Entrepreneur Terence Quek's photo has been used to dupe others. The impersonation can start from Facebook and move onto other chatting platforms such as WhatsApp.
15 Jan, 2018CHANNELNEWSASIA.COM
Barely a week goes by without another online scam being reported.
The Singapore Police Force confirmed that there has been a huge increase in the number of cases of fraudulent purchases charged to mobile phone bills conducted over Facebook.
They told Channel NewsAsia on Wednesday (Jan 11) that there were 108 such cases reported between January and November 2017.
It's a huge jump from the zero cases reported in 2015 and 2016.
What's behind this huge increase? Scammers hacking or cloning Facebook accounts.
Police said there were 56 such cases reported between January and November last year.
So, what can you do if you have a Facebook account and want to protect yourself?
Check your privacy settings to ensure only your friends are privy to the information available. It makes it harder for the scammers to make you their victim.
And here are five other tips:
That request could be from someone who had cloned your friend's account. The scammer would “copy wholesale” a Facebook account including the name, profile photo and even cover photo of the victim’s account.

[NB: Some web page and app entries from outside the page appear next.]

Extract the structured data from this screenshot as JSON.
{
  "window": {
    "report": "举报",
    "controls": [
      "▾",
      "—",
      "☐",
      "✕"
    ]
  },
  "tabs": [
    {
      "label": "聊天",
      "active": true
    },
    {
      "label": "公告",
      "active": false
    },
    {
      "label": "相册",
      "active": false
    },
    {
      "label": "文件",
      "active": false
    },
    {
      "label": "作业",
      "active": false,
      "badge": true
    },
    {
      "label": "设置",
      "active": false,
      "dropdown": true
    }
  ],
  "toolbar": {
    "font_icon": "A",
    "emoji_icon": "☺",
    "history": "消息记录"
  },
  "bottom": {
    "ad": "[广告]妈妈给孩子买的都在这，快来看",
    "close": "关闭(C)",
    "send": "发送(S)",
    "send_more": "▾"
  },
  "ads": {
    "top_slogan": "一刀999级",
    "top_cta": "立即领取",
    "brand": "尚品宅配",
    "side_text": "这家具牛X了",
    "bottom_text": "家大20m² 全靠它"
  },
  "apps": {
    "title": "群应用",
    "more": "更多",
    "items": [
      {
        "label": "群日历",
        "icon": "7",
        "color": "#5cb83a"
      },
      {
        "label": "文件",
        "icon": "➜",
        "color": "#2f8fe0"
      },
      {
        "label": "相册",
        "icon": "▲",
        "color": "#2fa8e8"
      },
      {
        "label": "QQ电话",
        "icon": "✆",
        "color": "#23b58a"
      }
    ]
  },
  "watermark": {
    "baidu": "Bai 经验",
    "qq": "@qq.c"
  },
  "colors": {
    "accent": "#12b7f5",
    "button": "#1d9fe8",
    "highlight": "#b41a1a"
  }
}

With this cloned account, the scammer will attempt to add friends from the victim’s Facebook account and trick them into believing that the scammer is an actual friend. Once accepted, the scammer will privately message friends of the victim for one of two things - money, or their mobile number and service provider.
In the former, there is usually an accompanying sob story. In the latter, the scammer usually asks for a three-digit One Time Password (OTP) to be sent to their mobile number. This OTP is used make fraudulent purchases which are charged to the victim’s mobile phone bills, like how these victims have lost S$16,000 from such scams.
"Do not share personal information such as identification numbers, passport details, contact details, bank account or credit card details, and OTP or verification codes with anyone. Such information is useful to scammers," the police said.
To keep scammers at bay, hide your friend list.
While they can still fake your account, digital educator Carol Loi said not being able to go through your friend list will make it harder for them to target your friends.
"If the imposter cannot see who my friends are, he cannot contact my friends," she said.
To hide your friend list, go to your “friends” tab and click on the pencil logo to edit your privacy settings. Change it to “me only” to ensure that no one else can see the list.
Calling it quits on your social media accounts will probably not work and might worsen the situation than help it.
Entrepreneur Terence Quek has had his old photos previously posted on Facebook used to create multiple scam accounts in the last two years.
“If you are not on social media, you have no idea on what’s happening in the social media world because they are totally kept off of it. People might think this (the fake account) is the real you,” Mr Quek said.
“So I would say to build a stronger social media presence and add your real friends,” he added.
Those who have been impersonated or have come across fake accounts can lodge a report with Facebook using their reporting tools.
Users can do this by going to the profile of the account, and click on the “report” button under the cover photo. Facebook will then provide a range of reasons as to why the profile should be reported.
Some scammers will block the real user’s account to avoid being detected and blocked. When that happens, get your friends to report the account on your behalf because Facebook has that option too.
Friends are an essential part of the experience of using social networking sites. Engage them in damage control.
Civil servant Stephen Sim had his Facebook account cloned twice just this past month.
“The scammer would go down my friend list and used Facebook messenger to ask for my friend’s phone numbers. My friends told me and said that the messages were uncharacteristic of me. It sounded different and the English wasn’t very good,” he said.
The scammer even said that he lost all the contact numbers because he had switched phones.
It was only when his friends alerted him to the messages sent from the fake account that Mr Sim was able to act on them by reporting the accounts to Facebook.
“It took them less than a minute to shut the profile down,” said Mr Sim.
Last month, Facebook said 10 per cent of its two billion monthly users are estimated to be duplicate accounts.
"If we are speaking of a very rudimentary hacker who clones one account and then targets all of that user's friends only, that is pretty much difficult to prevent as well. For us, this would be a similar situation where someone 'borrows' a friend's or a relative's credit card to make purchases without prior notice," said Emma Lee, regional marketing lead for CashShield.
"If the activities are very widespread across various demographics, it would seem to be the act of a syndicate or at least a group of fraudsters," she added.
This article was first published by Fann Sim on Channel News Asia